More than three weeks into what is now the longest government shutdown on record, the IRS published its updated FY 2019 Lapsed Appropriations Contingency Plan last week to cover the Tax Year 2018 Filing Season. In this updated contingency plan, 46,502 of the furloughed IRS employees will be returning to work in order to prepare for and assist with the filing season that begins January 28, 2019. Despite being recalled to work, however, these employees will be returning on a non-pay status. Additionally, over 30,000 employees remain furloughed. A detailed list of personnel and list of functions by shutdown category is included as Appendix A to the updated contingency plan.
What has changed?

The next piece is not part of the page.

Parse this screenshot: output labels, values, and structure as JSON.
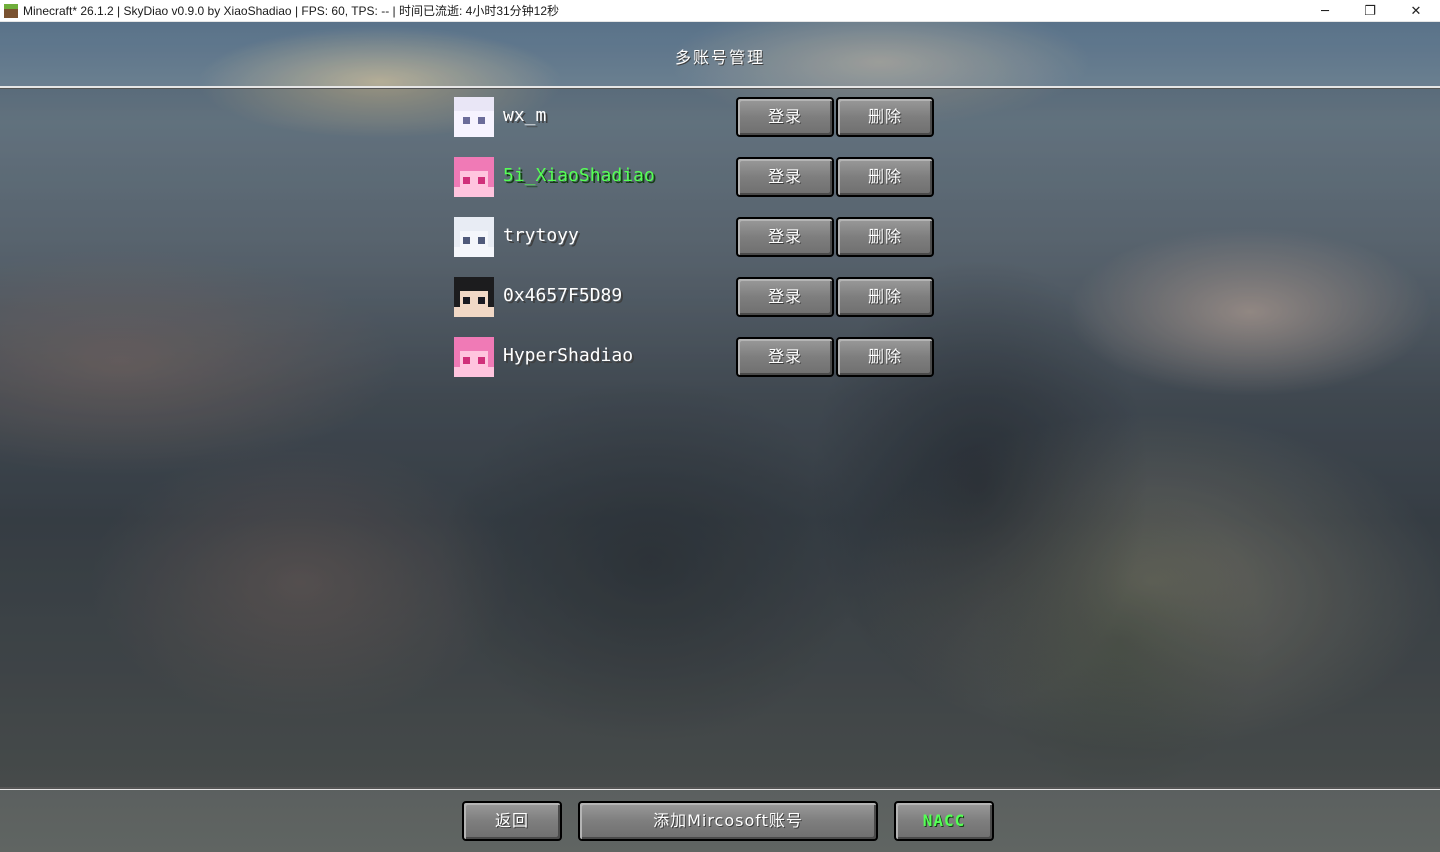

Under the updated contingency plan, the three categories of Excepted Activities remain, but the first two have been expanded: First, are activities “Authorized by Law and Funded” or “Category A” activities. These activities are now expanded to include the U.S. Certification Residency Program to issue Form 6166 to Taxpayers, [need comma here instead of a period] Income Verification Express Service (IVES) and Revenue & Income Verification Service (RAIVS) programs, and activities required to implement the 2017 Tax Cuts and Jobs Act. “Category B” activities are activities that fall under the umbrella of “Necessary for the Safety of Human Life or Protection of Government Property.” These activities are now expanded from the prior contingency plan to include filing season activities, and include completion and testing for this year’s filing season programs, as well as responding to taxpayer filing season questions (although there is some conflicting information about when and if call sites will be up and running). According to the most recent IRS release, “the IRS will be adding staff to answer some of the telephone lines in the coming days.” The third “Category C” covers activities “Necessary to Transition the Shutdown of Operations” and involves necessary administrative functions such as issuance and processing of furlough notices and securing and storing equipment. No changes have been made to the Category C activities to date.
What hasn’t changed?
Still on hold are the majority of non filing-related activities, including the processing of Non-Disaster Relief transcripts, audit functions, examinations of returns, processing of all electronically-filed returns that do not include payment, non-automated collections, legal counsel, some taxpayer assistance, and other non-essential administrative and system functions. IRS taxpayer assistance centers remain closed, and the IRS has advised taxpayers that all persons with appointments related to examinations, collections, Appeals, or Taxpayer Advocate cases should “assume their meetings are cancelled.” As before, Criminal Investigation work will continue.
Kati Sanford Goodner is based in the firm’s Knoxville office. Commercial Litigation and Tax Controversy are Kati’s primary focus, although her experience and practice routinely includes Estate and Trust Litigation, Conservatorships, and advising her small business clients in a variety of matters ranging from formation issues to shareholder disputes and litigation. With an extensive background in litigation, Kati represents taxpayers before the Internal Revenue Service and the Tennessee Department of Revenue in both civil and criminal tax matters, whether in the early stages of an examination, at the collections stage, or seeking relief from IRS liens and levies through the administrative process or in Court. She is adept at handling complex litigation, has represented clients in Tennessee and across the country, and she routinely works with professionals ranging from accountants to highly-specialized physicians and engineers.
Kati is a regular speaker and author on tax-related matters, including legislative changes and practical applications of the tax code for individuals and small businesses. In addition to serving on various boards within the Knoxville, Tennessee, and American Bar Associations, she is a member of the Tennessee Bar Association’s Tax Law Section and the American Bar Association’s Section of Taxation. She also serves as a member of the City of Knoxville’s Better Building Board and enjoys working with middle school girls at Cedar Springs Presbyterian Church.